**WORKING DATA:**

──────────

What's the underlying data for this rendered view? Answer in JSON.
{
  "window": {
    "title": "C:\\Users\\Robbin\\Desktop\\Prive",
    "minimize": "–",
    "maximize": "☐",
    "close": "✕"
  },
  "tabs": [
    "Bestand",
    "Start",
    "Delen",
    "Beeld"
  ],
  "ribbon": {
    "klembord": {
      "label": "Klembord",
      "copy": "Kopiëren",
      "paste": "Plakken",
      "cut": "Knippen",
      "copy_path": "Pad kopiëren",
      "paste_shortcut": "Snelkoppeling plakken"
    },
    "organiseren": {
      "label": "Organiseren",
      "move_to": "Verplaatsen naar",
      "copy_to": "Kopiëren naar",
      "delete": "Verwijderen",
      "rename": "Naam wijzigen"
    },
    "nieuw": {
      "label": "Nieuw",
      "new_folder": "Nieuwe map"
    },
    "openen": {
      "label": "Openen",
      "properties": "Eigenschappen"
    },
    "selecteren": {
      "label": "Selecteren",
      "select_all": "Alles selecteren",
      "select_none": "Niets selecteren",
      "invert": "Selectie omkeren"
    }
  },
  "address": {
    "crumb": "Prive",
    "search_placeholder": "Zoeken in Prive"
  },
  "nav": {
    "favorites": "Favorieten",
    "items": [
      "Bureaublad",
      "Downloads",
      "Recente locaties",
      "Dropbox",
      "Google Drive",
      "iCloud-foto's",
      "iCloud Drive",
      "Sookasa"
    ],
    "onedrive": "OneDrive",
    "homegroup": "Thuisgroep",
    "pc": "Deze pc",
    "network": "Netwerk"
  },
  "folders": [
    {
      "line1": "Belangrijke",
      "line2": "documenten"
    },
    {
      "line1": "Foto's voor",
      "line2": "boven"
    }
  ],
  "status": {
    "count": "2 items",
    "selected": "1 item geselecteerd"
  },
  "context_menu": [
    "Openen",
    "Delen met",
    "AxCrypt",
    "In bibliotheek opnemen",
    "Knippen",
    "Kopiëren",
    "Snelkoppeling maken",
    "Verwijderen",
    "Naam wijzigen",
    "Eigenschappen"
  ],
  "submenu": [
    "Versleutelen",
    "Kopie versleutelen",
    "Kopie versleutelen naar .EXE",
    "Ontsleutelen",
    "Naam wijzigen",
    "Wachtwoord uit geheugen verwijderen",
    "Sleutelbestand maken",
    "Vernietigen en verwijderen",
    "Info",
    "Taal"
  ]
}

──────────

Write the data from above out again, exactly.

**ANSWER SECTION:**
What's the underlying data for this rendered view? Answer in JSON.
{
  "window": {
    "title": "C:\\Users\\Robbin\\Desktop\\Prive",
    "minimize": "–",
    "maximize": "☐",
    "close": "✕"
  },
  "tabs": [
    "Bestand",
    "Start",
    "Delen",
    "Beeld"
  ],
  "ribbon": {
    "klembord": {
      "label": "Klembord",
      "copy": "Kopiëren",
      "paste": "Plakken",
      "cut": "Knippen",
      "copy_path": "Pad kopiëren",
      "paste_shortcut": "Snelkoppeling plakken"
    },
    "organiseren": {
      "label": "Organiseren",
      "move_to": "Verplaatsen naar",
      "copy_to": "Kopiëren naar",
      "delete": "Verwijderen",
      "rename": "Naam wijzigen"
    },
    "nieuw": {
      "label": "Nieuw",
      "new_folder": "Nieuwe map"
    },
    "openen": {
      "label": "Openen",
      "properties": "Eigenschappen"
    },
    "selecteren": {
      "label": "Selecteren",
      "select_all": "Alles selecteren",
      "select_none": "Niets selecteren",
      "invert": "Selectie omkeren"
    }
  },
  "address": {
    "crumb": "Prive",
    "search_placeholder": "Zoeken in Prive"
  },
  "nav": {
    "favorites": "Favorieten",
    "items": [
      "Bureaublad",
      "Downloads",
      "Recente locaties",
      "Dropbox",
      "Google Drive",
      "iCloud-foto's",
      "iCloud Drive",
      "Sookasa"
    ],
    "onedrive": "OneDrive",
    "homegroup": "Thuisgroep",
    "pc": "Deze pc",
    "network": "Netwerk"
  },
  "folders": [
    {
      "line1": "Belangrijke",
      "line2": "documenten"
    },
    {
      "line1": "Foto's voor",
      "line2": "boven"
    }
  ],
  "status": {
    "count": "2 items",
    "selected": "1 item geselecteerd"
  },
  "context_menu": [
    "Openen",
    "Delen met",
    "AxCrypt",
    "In bibliotheek opnemen",
    "Knippen",
    "Kopiëren",
    "Snelkoppeling maken",
    "Verwijderen",
    "Naam wijzigen",
    "Eigenschappen"
  ],
  "submenu": [
    "Versleutelen",
    "Kopie versleutelen",
    "Kopie versleutelen naar .EXE",
    "Ontsleutelen",
    "Naam wijzigen",
    "Wachtwoord uit geheugen verwijderen",
    "Sleutelbestand maken",
    "Vernietigen en verwijderen",
    "Info",
    "Taal"
  ]
}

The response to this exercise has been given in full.